Rwanda witchcraft

Rare is the sports fan that isn’t at least a tiny bit superstitious. Everyone seemingly has something they do to tip the scales of fate in favor of their favorite team. There’s always that one lucky jersey, that one special seat, or that one charmed pregame ritual. But in most cases, that doesn’t lead to accusations of witchcraft.

Those fans know that it’s just a silly little habit with no real bearing on the outcome of the game, but deep-down a small part of them thinks that maybe, just maybe, their little habit sends some good juju their team’s way — enough to maybe even win the game.

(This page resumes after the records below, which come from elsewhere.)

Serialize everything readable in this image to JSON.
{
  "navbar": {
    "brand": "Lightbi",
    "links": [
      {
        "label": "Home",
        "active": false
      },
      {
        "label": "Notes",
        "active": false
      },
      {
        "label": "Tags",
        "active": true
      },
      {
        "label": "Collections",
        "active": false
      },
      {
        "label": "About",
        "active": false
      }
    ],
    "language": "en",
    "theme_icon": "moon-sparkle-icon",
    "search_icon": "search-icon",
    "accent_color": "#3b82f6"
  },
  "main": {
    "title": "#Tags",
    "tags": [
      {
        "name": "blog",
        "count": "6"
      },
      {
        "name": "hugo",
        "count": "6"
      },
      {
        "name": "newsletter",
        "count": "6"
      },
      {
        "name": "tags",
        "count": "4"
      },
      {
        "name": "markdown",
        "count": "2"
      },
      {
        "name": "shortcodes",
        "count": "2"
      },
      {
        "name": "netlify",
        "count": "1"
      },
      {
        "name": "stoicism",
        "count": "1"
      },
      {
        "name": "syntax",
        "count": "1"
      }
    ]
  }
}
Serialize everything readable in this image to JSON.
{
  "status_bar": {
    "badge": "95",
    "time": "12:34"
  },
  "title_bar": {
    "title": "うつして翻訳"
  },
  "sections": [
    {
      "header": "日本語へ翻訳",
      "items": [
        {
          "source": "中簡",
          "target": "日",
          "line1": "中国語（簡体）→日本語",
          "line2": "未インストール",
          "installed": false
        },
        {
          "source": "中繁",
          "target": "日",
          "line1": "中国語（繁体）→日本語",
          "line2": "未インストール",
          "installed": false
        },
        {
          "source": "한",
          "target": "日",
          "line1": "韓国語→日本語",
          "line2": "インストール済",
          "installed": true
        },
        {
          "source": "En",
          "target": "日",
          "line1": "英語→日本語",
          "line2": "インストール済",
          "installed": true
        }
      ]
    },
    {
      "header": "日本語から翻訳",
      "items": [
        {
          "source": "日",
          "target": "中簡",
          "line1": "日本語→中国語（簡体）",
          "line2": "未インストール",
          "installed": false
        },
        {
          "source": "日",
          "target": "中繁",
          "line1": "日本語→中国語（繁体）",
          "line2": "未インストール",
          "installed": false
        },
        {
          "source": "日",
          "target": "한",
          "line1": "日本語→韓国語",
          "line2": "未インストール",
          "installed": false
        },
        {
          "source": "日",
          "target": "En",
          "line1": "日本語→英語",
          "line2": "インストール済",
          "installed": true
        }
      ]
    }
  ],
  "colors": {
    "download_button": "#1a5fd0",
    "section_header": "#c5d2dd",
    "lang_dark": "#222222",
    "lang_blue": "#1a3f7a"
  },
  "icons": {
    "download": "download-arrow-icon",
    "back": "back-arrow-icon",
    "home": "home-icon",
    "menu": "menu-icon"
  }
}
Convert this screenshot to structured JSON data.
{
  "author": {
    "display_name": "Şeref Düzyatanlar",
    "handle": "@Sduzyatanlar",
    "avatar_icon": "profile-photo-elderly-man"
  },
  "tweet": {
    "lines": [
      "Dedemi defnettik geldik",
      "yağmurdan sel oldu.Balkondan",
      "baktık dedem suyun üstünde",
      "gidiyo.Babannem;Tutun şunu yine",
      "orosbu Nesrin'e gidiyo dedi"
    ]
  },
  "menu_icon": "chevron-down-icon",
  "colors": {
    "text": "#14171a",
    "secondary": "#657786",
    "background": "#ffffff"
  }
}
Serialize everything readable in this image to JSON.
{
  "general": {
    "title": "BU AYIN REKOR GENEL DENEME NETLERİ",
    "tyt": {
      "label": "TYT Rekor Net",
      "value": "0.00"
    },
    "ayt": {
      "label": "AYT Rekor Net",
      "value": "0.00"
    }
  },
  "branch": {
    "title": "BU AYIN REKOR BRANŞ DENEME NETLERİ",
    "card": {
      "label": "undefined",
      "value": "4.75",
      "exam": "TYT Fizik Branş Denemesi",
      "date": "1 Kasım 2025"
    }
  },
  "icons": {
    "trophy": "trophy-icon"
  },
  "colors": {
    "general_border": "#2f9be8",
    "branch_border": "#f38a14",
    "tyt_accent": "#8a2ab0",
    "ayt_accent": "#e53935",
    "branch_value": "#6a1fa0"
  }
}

After all, it may not actually work, but there is certainly no harm in trying.

Well, unless you live in Rwanda. Then there is absolutely harm in trying. The Rwandans take any whisper of nefarious activity seriously. Perform any of those superstitious rituals, and you might just find yourself charged with witchcraft.

Yes, you read that right. The Federation of Rwanda Football Associations (FERWAFA) announced on Dec. 24 that it will be cracking down players, coaches, and club officials who engage in witchcraft.

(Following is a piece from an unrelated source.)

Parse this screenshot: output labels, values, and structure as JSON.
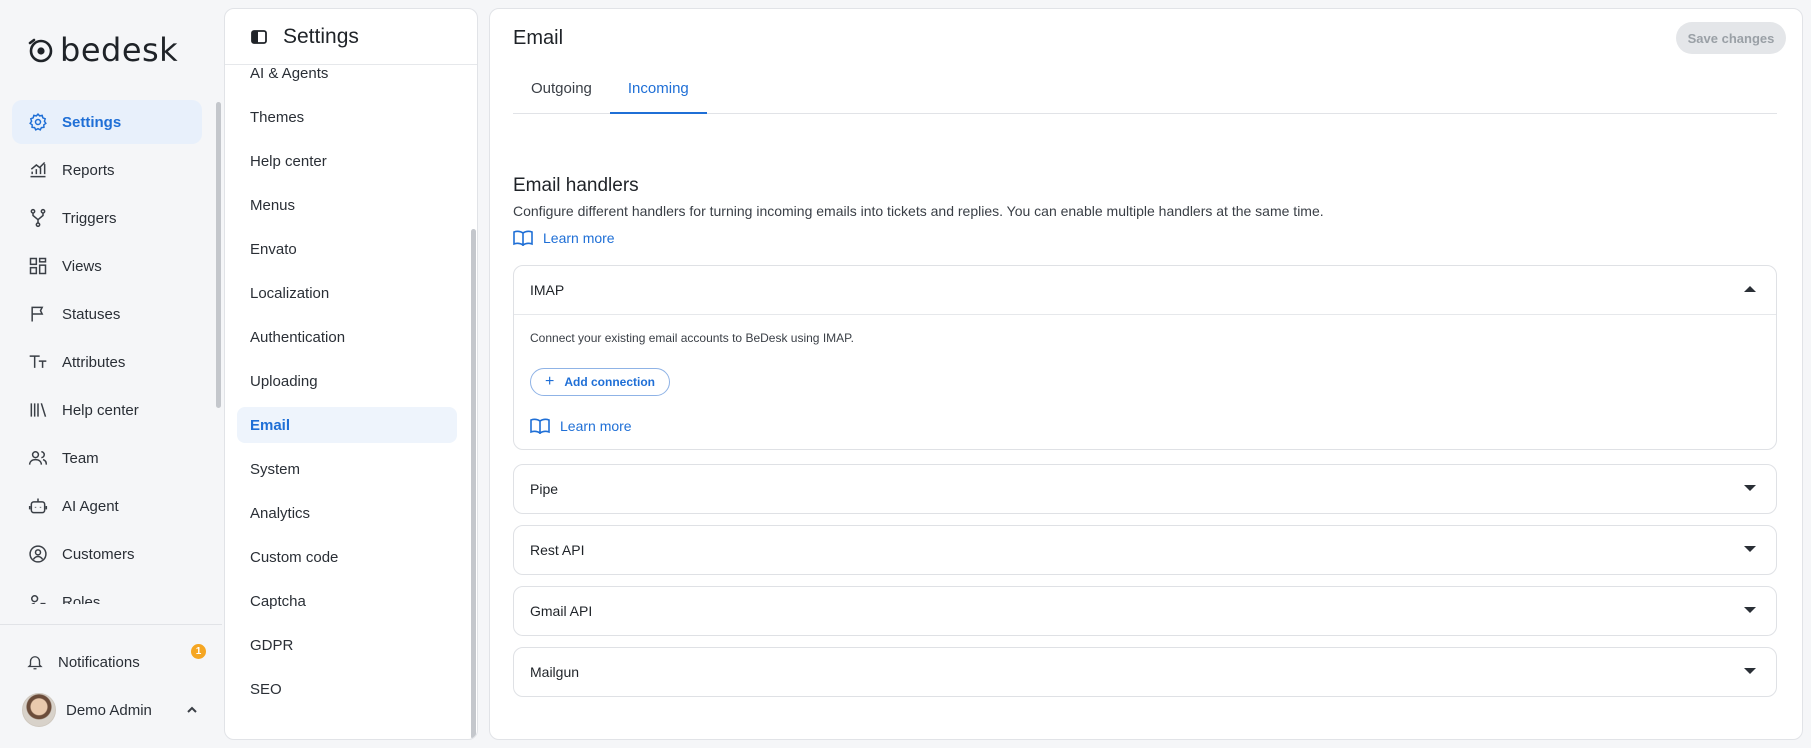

It seems this rule came after a very interesting incident in a Dec. 16 Rwandan soccer match between Rayon FC and Mukura. Down 1-0 in the final minutes, Rayon forward Moussa Camara ripped up what looks like a blade of grass (or maybe something else?) from the Mukura goal, and sprinted to his sideline to pass it off for safekeeping. He then proceeded to score the equalizer shortly thereafter. However, it’s Mukura keeper Andre Mpazimpaka who’s been accused of witchcraft, perhaps with whatever Camara grabbed.

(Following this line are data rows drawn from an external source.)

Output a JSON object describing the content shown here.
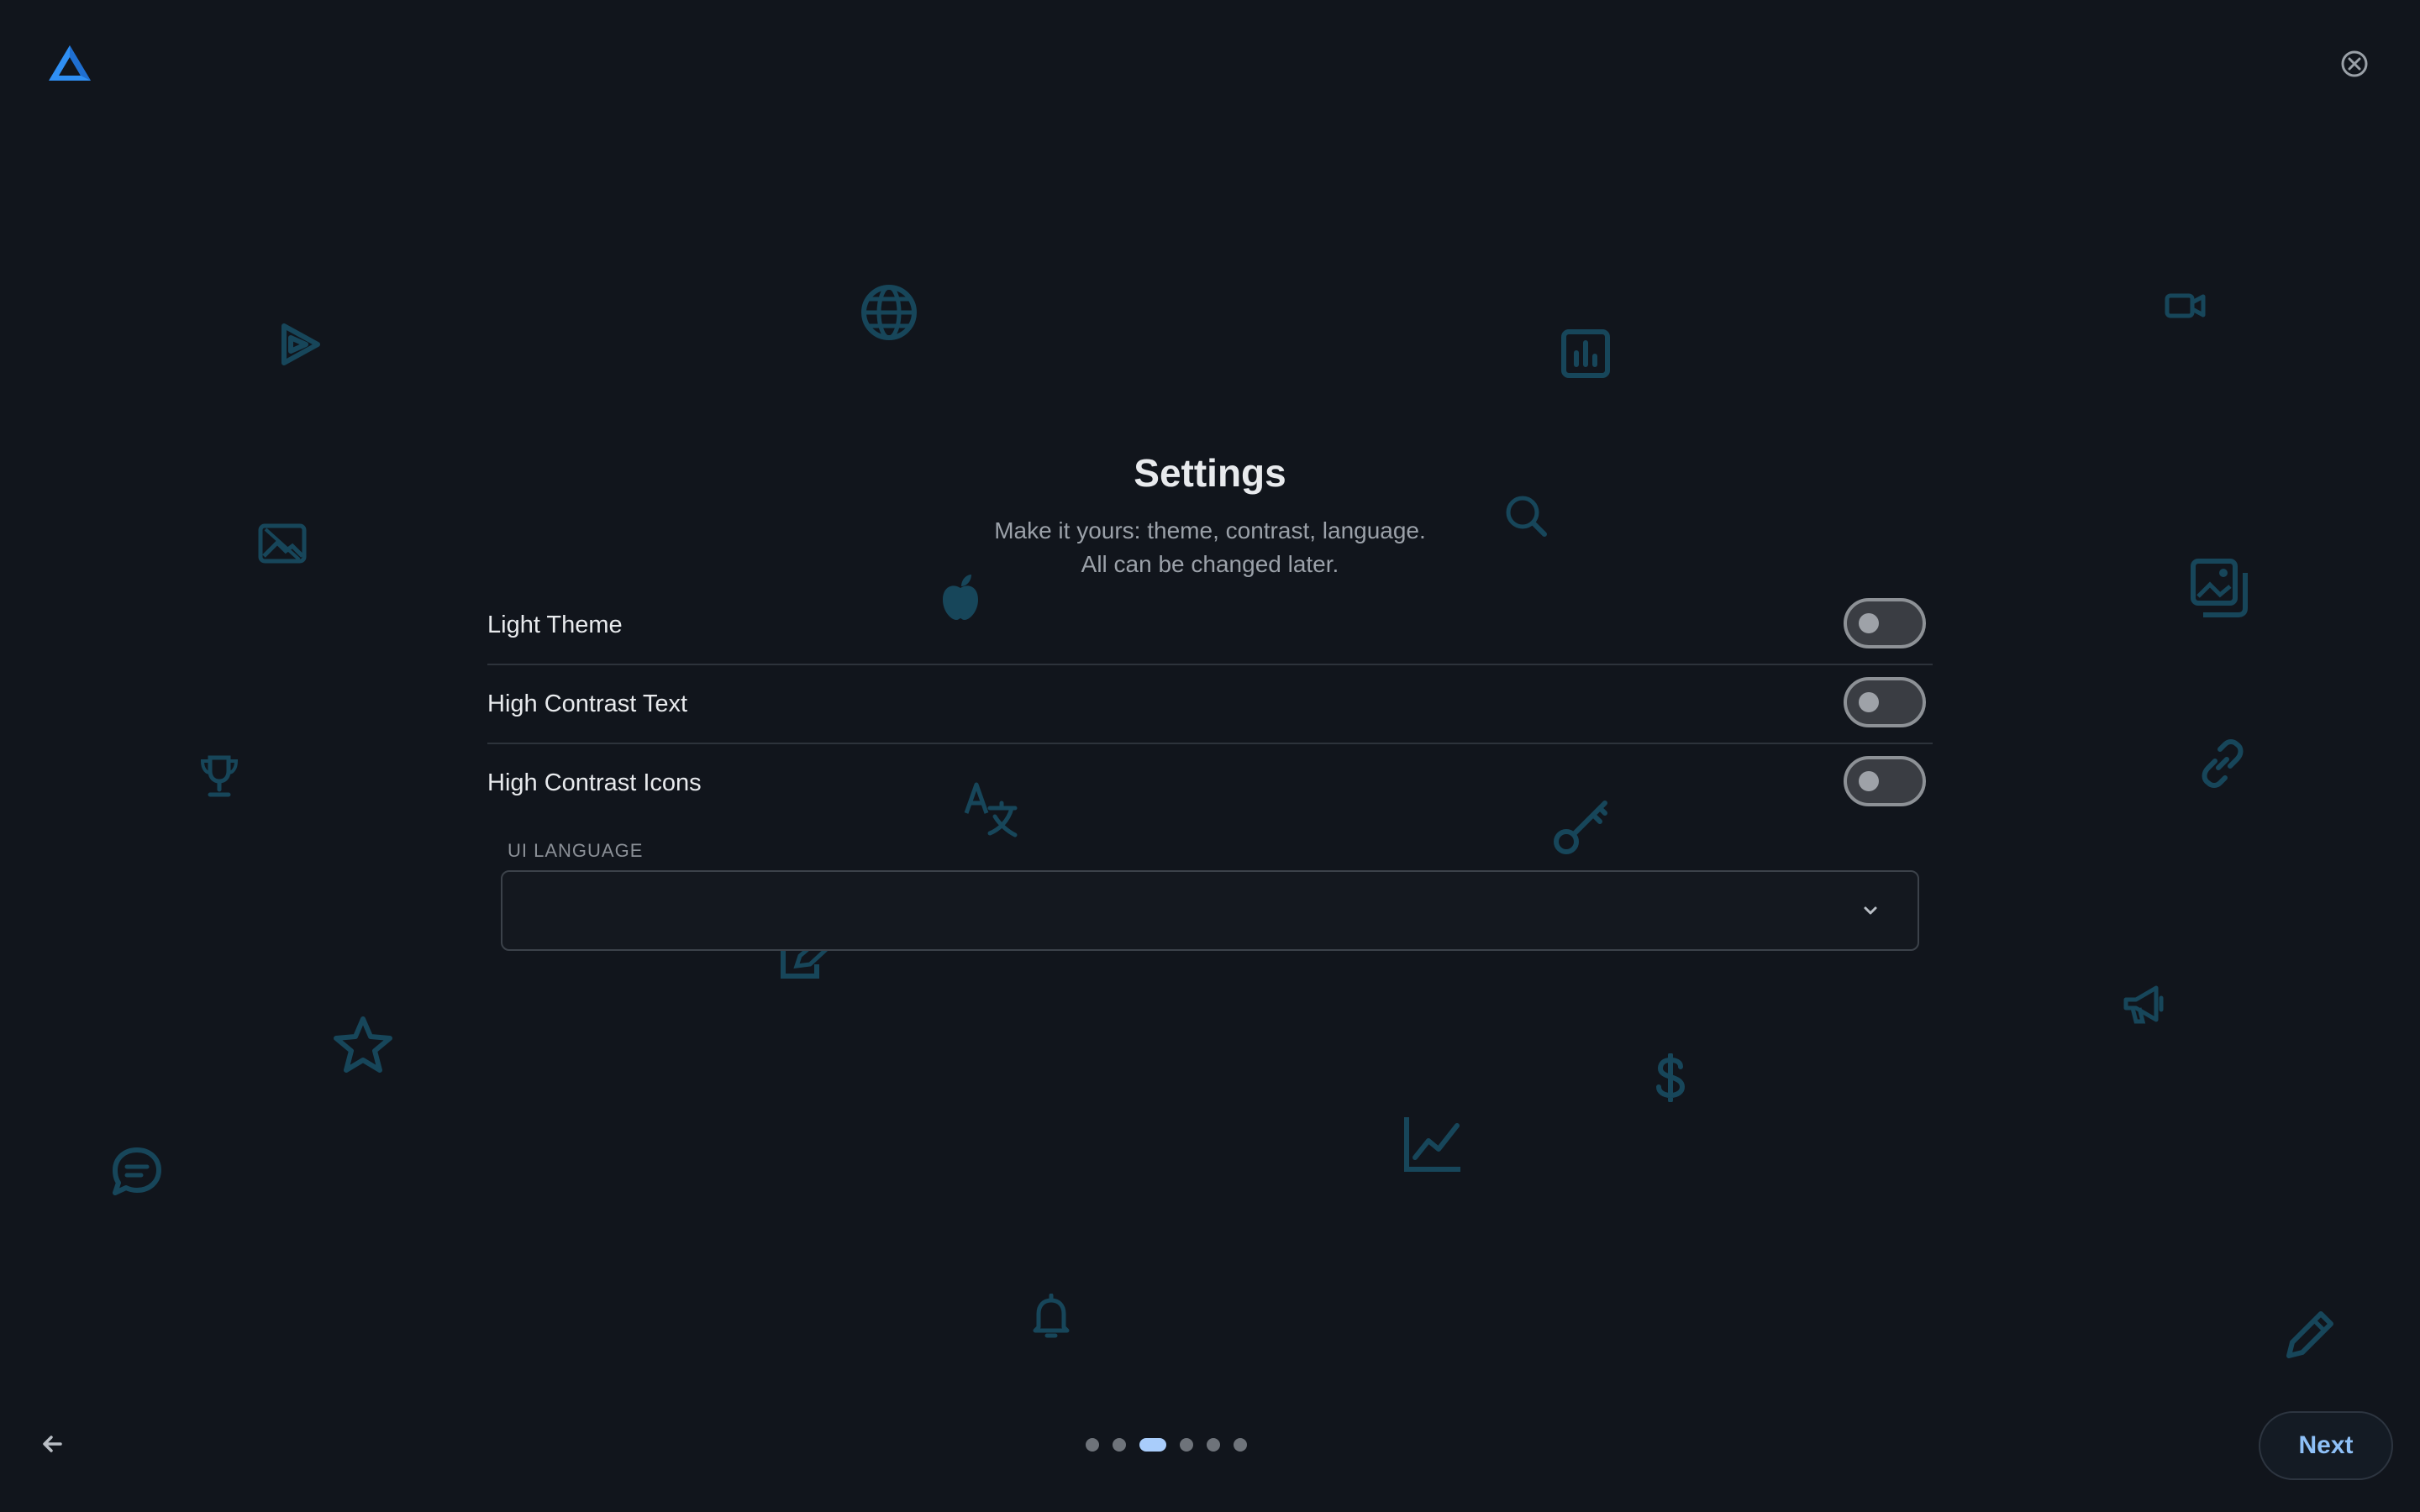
{
  "header": {
    "logo_icon": "app-logo-triangle",
    "close_icon": "close-circle-icon"
  },
  "page": {
    "title": "Settings",
    "subtitle_line1": "Make it yours: theme, contrast, language.",
    "subtitle_line2": "All can be changed later."
  },
  "settings": {
    "rows": [
      {
        "label": "Light Theme",
        "enabled": false
      },
      {
        "label": "High Contrast Text",
        "enabled": false
      },
      {
        "label": "High Contrast Icons",
        "enabled": false
      }
    ]
  },
  "language": {
    "label": "UI LANGUAGE",
    "value": ""
  },
  "footer": {
    "next_label": "Next",
    "back_icon": "arrow-left-icon",
    "steps_total": 6,
    "current_step": 3
  },
  "colors": {
    "background": "#11151c",
    "decor_icon": "#17465a",
    "accent": "#8ec0f7",
    "logo": "#2f8ff3"
  }
}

The video is a pretty hilarious watch, thanks to how incensed the Mukura players become at Camara’s actions. But look closely to see if you can spot the witchcraft at work.

The federation admits there is no scientific way to prove witchcraft, but that doesn’t mean it’s not real, dammit. Any whiff of misconduct could potentially bring sanctions.

Since there is no scientific way to prove the use of witchcraft, these measures will base upon reports from match officials and anything that is deemed to incite witchcraft will be put under consideration.

The punishments are no joke either. A coach accused of witchcraft could be banned for four games and fined, and players also face a three-game suspension as well as a fine. Should a club be found guilty, it will be docked three points and fined.

[Kawowo Sports]

About Ben Sieck

Ben is a recent graduate of Butler University where he served as Managing Editor and Co-Editor-in-Chief for the Butler Collegian. He currently resides in Indianapolis.